court, one where your future intentions are clear.
Divorce Consideration #2. Can You See Other Women?
Some states frown heavily upon
adultery while a couple is legally married, but California is a no-fault divorce
state, so the judge will not be interested in you dating other women prior
to or during your divorce. However, if you spend marital assets on your
new girlfriend; for example, if you take her to Hawaii, put her up in
an apartment, or buy her plastic surgery, the judge is likely to consider
that you wasted marital assets and this could mean your wife receives
a larger settlement.
If you do
decide to date, we suggest that you exercise caution out of respect for your marriage
and your divorce. This means avoid posting pictures on social media of
your dates. Try to be discreet and don’t take your date to places
that you may run into your wife. Also, do not introduce your dates to
your children until after the divorce is final. While some people are
eager to make introductions, remember, divorce is hard on children too.
It’s usually best to wait six months, if not a whole year to introduce

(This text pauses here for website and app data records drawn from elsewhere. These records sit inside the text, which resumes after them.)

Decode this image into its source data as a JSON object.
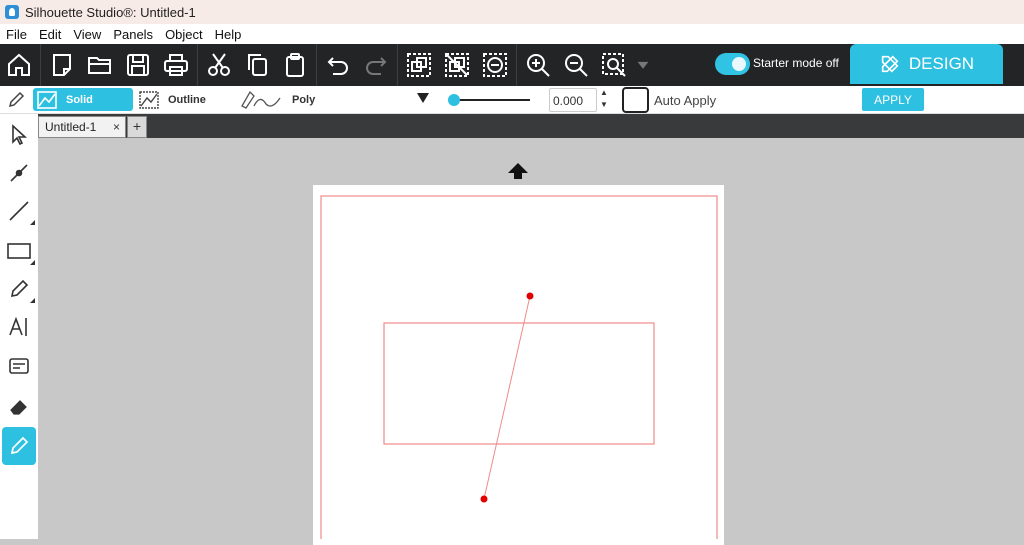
{
  "window": {
    "title": "Silhouette Studio®: Untitled-1"
  },
  "menu": [
    "File",
    "Edit",
    "View",
    "Panels",
    "Object",
    "Help"
  ],
  "toolbar": {
    "icons": [
      "home-icon",
      "new-document-icon",
      "open-folder-icon",
      "save-icon",
      "print-icon",
      "cut-icon",
      "copy-icon",
      "paste-icon",
      "undo-icon",
      "redo-icon",
      "group-icon",
      "ungroup-icon",
      "weld-icon",
      "zoom-in-icon",
      "zoom-out-icon",
      "zoom-fit-icon"
    ],
    "starter_mode_label": "Starter mode off",
    "starter_mode_on": true,
    "design_tab_label": "DESIGN"
  },
  "subtoolbar": {
    "solid_label": "Solid",
    "outline_label": "Outline",
    "poly_label": "Poly",
    "value": "0.000",
    "auto_apply_label": "Auto Apply",
    "apply_label": "APPLY"
  },
  "tabs": {
    "document_tab_label": "Untitled-1",
    "close_glyph": "×",
    "new_tab_glyph": "+"
  },
  "left_tools": [
    "select-tool",
    "point-edit-tool",
    "line-tool",
    "shape-tool",
    "draw-tool",
    "text-tool",
    "text-style-tool",
    "eraser-tool",
    "knife-tool"
  ],
  "colors": {
    "accent": "#2dc0e0",
    "toolbar_bg": "#222426",
    "cut_line": "#f08a8a",
    "point": "#e00000"
  }
}
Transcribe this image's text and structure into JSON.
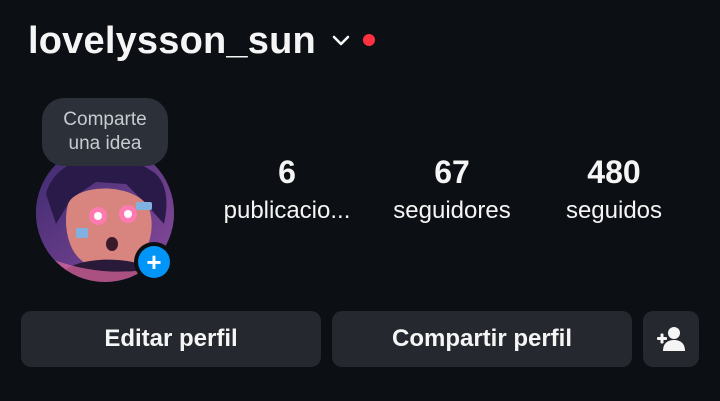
{
  "header": {
    "username": "lovelysson_sun",
    "accent_dot_color": "#ff3040",
    "account_switch_icon": "chevron-down-icon"
  },
  "note": {
    "line1": "Comparte",
    "line2": "una idea"
  },
  "avatar": {
    "add_story_icon": "plus-icon",
    "add_story_glyph": "+",
    "add_story_color": "#0095f6"
  },
  "stats": {
    "posts": {
      "value": "6",
      "label": "publicacio..."
    },
    "followers": {
      "value": "67",
      "label": "seguidores"
    },
    "following": {
      "value": "480",
      "label": "seguidos"
    }
  },
  "actions": {
    "edit_label": "Editar perfil",
    "share_label": "Compartir perfil",
    "discover_icon": "add-person-icon"
  }
}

girlfriends to your kids.
Divorce Consideration #3. Can You Cut Your Wife Off?
In a word, “no” you should not do this. Until you are divorced,
you are both financially responsible for each other. If you earn more
than her or if she’s unemployed, she can ask the court for temporary
spousal support while the divorce is pending, and for support afterward. If you close
the bank accounts, and cut her off from all sources of cash, she could
end up penniless and this will NOT be viewed favorably by the judge.
Divorce Consideration #4. Will You Pay Spousal Support?
Contrary to popular belief, spousal support is not automatic in a California
divorce. Will you pay? It depends on a number of factors, namely your
wife’s need for support and your ability to pay it. If she’s
working and you both earn roughly the same each year, you may not be ordered
to pay it.
On the other hand, if she’s a stay-at-home mom or if you earn a lot
more than her, the chances of you paying child support are higher. Also,
women without college degrees are more likely to receive spousal support
than their college-educated counterparts with more employment opportunities.
Divorce Consideration #5. Can You Buy a Sports Car?
Refrain from making any big purchases until after the divorce is final,
especially if you intend to argue paying spousal support. If you buy a
sports car, it’s sending a powerful message to your spouse’s
attorney and the judge that obviously, you can afford to pay your wife
Divorce Consideration #6. Can You Avoid Child Support?
You love your kids and are terrified of parental alienation. Your mom can
watch the kids for you, or you can afford to pay for a full-time nanny.
So, if you get
50/50 joint custody, does that mean you can avoid child support altogether? Not so fast. If
you earn more than your wife, you could be awarded joint custody
andstill have to pay your ex some child support.
We hope this article cleared up a few things for you, but we’re just
scratching the surface. If you’re considering divorce,
contact our Los Angeles divorce firm to schedule a
free case evaluation with an experienced member of our legal team.
Changes to Spousal Support Laws